HarryTuttle said...

We agree.

girish said...

A terrific post, Brian.

"another aspect of Okuzaki's attraction to the performative that I find interesting: he violates social taboos to make his point."

I was doing some background reading, and found this interesting: the 'official' Japanese position on the role of the Emperor during the war took a few years after the end of the war to be installed. e.g. Around 1950 or so, a member of Parliament raised questions about the exact role of the Emperor and whether he should claim responsibility publicly (which he had not done). These questions were never reported in the press at the time. In time, the 'official' position became: the Emperor is a pacifist who was swayed by militarists, and it is they who are to blame for Japan's entry into the war. Any views that questioned this position became taboo.

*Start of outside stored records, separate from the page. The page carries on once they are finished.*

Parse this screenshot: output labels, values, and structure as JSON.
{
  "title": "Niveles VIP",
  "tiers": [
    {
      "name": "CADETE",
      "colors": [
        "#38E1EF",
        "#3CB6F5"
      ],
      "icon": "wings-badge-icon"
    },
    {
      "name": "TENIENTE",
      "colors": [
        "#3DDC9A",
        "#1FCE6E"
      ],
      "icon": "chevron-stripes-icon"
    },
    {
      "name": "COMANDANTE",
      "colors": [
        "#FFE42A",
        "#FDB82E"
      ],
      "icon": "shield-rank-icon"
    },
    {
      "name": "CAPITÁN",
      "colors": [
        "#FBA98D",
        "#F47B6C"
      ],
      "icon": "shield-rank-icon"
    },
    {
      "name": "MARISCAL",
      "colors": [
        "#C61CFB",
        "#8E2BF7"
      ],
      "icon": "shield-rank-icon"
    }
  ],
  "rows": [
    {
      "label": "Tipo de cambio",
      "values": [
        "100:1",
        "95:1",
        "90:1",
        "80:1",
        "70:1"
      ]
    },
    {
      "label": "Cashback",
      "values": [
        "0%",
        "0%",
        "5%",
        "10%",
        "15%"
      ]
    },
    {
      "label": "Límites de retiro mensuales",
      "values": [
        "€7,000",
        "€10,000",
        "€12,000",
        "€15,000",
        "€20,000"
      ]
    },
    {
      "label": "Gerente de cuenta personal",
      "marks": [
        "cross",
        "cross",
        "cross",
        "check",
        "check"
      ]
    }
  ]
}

I found it interesting that criticizing the Emperor for the Japanese role in the war was not always quite so taboo, and there was a small window after the war when things were in flux and some small attempts at dissent did occur in certain pockets before it all closed down entirely.

HarryTuttle said...

weepingsam wrote at his blog : "Okuzaki tracks down this mystery, interviewing all the surviving witnesses - but he does it like a detective - he doesn't just seek the truth about what happened 40 odd years before, he seeks to inflict justice in the present as well. (And yes, "inflict" seems to be the right word there.)"

and it convokes in my memory the scene from Pulp Fiction, where Jules Winnfield patronizes the young guys before his heavenly revelation. Okuzaki possess this feeling of being the arm of justice, a divine justice (Jules recites the Bible to justify his assassinations!).